Data about app and page elements:
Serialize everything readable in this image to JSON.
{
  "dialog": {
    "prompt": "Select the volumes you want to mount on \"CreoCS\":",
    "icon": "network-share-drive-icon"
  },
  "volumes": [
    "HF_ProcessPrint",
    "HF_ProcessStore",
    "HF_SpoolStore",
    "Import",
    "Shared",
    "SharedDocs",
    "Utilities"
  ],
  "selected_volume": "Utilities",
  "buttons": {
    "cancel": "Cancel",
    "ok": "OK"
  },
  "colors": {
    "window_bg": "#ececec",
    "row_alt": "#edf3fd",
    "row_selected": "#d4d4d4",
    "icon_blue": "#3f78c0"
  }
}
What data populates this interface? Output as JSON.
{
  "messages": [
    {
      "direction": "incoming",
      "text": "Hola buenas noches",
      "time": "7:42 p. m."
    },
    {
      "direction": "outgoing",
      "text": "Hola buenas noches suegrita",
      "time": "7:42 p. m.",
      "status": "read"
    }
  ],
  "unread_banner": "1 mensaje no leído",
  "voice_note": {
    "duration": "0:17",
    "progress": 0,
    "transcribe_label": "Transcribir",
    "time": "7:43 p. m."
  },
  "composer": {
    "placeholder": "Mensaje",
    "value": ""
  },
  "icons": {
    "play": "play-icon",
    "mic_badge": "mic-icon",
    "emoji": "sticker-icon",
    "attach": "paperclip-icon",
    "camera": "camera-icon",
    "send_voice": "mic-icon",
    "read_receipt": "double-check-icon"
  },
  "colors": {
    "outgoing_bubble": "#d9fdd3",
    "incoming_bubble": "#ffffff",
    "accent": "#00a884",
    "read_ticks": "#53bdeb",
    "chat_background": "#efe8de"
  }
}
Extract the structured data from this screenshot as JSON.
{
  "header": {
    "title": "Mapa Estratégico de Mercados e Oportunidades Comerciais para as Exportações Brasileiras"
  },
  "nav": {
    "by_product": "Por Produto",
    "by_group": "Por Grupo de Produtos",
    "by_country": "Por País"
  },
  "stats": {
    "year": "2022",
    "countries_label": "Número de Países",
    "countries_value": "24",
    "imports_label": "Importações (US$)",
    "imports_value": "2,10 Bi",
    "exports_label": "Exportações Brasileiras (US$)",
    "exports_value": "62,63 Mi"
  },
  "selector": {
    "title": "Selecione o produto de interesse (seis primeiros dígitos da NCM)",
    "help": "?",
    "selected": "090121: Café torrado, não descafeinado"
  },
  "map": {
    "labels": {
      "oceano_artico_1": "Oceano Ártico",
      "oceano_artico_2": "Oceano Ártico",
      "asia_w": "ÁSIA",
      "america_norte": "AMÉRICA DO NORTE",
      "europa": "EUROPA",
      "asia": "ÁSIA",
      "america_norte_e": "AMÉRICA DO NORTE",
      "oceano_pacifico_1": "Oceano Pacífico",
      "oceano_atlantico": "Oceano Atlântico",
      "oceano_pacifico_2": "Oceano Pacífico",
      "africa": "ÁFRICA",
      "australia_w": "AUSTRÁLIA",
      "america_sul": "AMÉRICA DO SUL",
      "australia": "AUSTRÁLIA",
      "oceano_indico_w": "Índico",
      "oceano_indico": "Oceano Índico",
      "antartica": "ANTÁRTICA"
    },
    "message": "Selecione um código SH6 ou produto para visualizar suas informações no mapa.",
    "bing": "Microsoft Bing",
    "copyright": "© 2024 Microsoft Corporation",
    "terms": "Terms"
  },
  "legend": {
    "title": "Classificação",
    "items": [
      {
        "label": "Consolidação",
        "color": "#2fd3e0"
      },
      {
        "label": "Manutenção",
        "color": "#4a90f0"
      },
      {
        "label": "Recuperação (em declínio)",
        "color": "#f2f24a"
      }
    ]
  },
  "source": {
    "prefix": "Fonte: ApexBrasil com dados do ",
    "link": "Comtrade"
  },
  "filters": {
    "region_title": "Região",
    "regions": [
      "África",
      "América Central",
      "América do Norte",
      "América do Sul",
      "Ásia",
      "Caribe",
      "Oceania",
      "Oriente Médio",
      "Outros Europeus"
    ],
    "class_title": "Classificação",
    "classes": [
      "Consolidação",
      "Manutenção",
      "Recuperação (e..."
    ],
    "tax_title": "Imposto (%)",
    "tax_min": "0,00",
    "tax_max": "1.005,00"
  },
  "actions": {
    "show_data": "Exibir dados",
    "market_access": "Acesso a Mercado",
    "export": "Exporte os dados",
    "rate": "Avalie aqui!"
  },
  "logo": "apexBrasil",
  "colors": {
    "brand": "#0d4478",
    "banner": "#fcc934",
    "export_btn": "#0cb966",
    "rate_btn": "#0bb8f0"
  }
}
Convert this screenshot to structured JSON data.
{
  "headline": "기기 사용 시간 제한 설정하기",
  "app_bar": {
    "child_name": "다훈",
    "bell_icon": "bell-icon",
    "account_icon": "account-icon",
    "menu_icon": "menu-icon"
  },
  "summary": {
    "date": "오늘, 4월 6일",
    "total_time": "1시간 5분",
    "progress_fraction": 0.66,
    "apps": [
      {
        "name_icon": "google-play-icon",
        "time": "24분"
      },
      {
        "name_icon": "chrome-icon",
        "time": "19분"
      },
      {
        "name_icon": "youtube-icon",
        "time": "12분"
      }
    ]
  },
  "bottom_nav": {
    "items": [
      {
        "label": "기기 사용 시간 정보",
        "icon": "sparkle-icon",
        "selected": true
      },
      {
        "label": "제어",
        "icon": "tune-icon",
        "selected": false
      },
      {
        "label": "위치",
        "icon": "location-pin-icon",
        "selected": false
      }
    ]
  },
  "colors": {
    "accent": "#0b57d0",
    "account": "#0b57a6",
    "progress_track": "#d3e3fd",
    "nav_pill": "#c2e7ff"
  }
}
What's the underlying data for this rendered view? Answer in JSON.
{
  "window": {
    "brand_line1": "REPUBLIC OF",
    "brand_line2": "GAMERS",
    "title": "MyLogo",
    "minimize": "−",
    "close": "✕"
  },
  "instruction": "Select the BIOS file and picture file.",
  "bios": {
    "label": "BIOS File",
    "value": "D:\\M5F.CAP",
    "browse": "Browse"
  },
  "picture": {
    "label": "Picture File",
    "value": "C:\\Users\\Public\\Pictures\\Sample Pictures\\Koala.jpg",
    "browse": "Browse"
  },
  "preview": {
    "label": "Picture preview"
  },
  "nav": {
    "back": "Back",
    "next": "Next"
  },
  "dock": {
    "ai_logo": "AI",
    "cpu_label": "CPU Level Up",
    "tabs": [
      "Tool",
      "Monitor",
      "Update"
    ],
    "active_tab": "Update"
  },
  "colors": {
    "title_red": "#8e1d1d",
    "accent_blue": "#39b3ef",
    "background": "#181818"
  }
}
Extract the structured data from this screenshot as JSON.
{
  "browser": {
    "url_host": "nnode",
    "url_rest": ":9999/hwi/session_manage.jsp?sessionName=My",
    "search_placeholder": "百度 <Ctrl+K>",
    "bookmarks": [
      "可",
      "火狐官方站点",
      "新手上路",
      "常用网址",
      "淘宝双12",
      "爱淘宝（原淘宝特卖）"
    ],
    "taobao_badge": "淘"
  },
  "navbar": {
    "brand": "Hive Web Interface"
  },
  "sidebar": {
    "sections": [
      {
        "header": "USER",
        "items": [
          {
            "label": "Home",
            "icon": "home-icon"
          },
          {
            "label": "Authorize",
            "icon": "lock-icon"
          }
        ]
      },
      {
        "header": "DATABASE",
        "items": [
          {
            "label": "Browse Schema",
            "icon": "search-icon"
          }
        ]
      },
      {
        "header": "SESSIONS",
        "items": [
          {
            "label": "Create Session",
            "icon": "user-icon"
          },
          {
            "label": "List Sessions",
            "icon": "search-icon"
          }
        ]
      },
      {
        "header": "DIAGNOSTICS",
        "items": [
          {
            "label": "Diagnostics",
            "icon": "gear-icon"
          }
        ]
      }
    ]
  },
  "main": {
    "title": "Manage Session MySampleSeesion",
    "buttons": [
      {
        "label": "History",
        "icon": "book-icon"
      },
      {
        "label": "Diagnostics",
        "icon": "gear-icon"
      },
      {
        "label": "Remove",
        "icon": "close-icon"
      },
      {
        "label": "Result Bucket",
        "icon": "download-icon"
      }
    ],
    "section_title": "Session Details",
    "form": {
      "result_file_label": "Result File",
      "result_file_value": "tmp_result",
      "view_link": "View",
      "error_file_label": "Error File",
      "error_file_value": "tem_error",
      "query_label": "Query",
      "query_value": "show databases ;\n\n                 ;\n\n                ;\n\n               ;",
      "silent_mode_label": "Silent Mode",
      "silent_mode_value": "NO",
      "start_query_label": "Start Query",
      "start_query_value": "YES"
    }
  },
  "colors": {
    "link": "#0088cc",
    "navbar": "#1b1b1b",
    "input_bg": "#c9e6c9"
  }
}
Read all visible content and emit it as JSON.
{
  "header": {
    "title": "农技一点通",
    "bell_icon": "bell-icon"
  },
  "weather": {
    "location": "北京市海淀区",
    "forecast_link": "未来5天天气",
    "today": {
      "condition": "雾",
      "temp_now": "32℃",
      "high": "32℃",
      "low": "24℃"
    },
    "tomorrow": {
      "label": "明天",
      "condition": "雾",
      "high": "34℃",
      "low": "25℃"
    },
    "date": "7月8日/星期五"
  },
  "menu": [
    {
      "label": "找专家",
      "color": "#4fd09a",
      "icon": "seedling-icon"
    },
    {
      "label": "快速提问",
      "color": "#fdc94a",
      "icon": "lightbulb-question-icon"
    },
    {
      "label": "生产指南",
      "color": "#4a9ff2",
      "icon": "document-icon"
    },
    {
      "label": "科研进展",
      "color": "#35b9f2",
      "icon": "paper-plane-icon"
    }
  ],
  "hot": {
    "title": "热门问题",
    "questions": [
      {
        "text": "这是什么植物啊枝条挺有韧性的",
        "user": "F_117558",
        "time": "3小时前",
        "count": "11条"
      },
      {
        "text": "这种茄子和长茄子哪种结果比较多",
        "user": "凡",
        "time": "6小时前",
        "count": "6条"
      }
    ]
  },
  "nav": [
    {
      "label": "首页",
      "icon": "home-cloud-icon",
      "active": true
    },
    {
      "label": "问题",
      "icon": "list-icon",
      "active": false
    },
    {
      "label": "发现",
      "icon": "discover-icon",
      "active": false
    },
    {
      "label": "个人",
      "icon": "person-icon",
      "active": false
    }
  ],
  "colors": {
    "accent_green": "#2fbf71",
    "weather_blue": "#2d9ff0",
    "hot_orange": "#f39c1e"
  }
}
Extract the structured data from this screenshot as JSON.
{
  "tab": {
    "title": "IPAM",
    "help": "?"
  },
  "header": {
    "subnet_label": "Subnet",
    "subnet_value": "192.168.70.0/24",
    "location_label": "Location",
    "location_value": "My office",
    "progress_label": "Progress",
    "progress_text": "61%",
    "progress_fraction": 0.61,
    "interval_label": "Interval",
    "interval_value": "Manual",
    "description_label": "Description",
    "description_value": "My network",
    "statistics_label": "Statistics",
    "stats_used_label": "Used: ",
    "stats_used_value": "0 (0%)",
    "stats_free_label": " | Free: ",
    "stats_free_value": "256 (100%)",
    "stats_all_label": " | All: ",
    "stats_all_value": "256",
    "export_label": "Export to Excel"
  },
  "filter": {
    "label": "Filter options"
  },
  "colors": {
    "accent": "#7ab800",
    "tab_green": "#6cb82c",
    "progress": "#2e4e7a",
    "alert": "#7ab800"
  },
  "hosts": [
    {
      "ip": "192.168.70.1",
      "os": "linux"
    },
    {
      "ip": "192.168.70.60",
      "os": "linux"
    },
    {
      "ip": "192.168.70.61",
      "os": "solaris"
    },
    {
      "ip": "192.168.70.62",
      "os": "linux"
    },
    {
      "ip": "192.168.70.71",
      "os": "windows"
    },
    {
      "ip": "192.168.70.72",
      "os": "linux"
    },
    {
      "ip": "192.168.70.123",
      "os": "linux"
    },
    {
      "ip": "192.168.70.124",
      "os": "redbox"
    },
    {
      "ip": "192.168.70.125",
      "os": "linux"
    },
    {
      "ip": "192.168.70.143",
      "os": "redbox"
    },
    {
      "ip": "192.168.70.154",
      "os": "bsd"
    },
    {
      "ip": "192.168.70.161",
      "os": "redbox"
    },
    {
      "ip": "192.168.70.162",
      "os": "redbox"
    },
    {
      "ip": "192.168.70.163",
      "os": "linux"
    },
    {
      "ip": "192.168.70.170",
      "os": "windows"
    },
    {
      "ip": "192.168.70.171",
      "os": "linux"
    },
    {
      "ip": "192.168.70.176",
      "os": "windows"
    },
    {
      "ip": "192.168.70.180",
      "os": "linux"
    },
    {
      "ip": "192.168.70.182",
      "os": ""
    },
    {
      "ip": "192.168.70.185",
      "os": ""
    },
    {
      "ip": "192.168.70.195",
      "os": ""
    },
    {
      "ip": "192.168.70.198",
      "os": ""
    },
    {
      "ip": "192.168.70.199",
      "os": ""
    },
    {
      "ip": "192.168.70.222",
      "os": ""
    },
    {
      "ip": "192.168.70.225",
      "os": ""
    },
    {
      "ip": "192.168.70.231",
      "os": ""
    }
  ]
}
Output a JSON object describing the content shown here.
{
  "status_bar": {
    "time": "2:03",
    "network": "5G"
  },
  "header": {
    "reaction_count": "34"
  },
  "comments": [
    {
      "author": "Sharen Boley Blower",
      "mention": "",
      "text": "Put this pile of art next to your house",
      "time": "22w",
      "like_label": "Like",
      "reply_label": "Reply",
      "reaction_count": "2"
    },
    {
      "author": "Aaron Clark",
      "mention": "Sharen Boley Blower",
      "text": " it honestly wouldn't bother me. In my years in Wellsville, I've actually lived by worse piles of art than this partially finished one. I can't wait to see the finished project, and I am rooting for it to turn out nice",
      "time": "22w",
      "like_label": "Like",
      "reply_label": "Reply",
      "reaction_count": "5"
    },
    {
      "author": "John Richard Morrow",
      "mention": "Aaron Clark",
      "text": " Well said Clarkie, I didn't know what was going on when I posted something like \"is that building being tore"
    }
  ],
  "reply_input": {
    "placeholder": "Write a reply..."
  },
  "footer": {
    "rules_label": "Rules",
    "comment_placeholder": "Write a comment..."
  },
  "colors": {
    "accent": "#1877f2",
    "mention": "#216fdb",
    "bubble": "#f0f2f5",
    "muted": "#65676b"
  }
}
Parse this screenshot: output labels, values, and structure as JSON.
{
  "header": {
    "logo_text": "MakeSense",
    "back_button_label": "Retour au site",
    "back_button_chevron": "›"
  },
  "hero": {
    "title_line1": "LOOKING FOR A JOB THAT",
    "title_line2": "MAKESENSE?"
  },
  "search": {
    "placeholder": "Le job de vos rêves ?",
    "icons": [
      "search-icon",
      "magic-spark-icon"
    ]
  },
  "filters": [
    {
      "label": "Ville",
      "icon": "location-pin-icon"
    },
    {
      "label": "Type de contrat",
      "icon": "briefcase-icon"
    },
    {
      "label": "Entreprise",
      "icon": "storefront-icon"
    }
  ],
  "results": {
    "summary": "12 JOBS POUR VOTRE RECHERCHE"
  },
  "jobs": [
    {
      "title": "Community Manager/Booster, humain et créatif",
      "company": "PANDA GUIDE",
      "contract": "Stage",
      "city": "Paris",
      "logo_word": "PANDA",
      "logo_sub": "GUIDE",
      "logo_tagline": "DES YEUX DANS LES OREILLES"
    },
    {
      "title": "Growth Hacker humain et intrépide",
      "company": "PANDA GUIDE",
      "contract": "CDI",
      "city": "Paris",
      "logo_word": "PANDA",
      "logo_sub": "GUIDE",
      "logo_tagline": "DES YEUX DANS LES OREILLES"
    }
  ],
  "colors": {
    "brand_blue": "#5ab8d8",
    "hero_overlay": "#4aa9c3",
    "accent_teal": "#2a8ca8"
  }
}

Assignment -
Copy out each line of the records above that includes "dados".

Result of this task -
    "prefix": "Fonte: ApexBrasil com dados do ",
    "show_data": "Exibir dados",
    "export": "Exporte os dados",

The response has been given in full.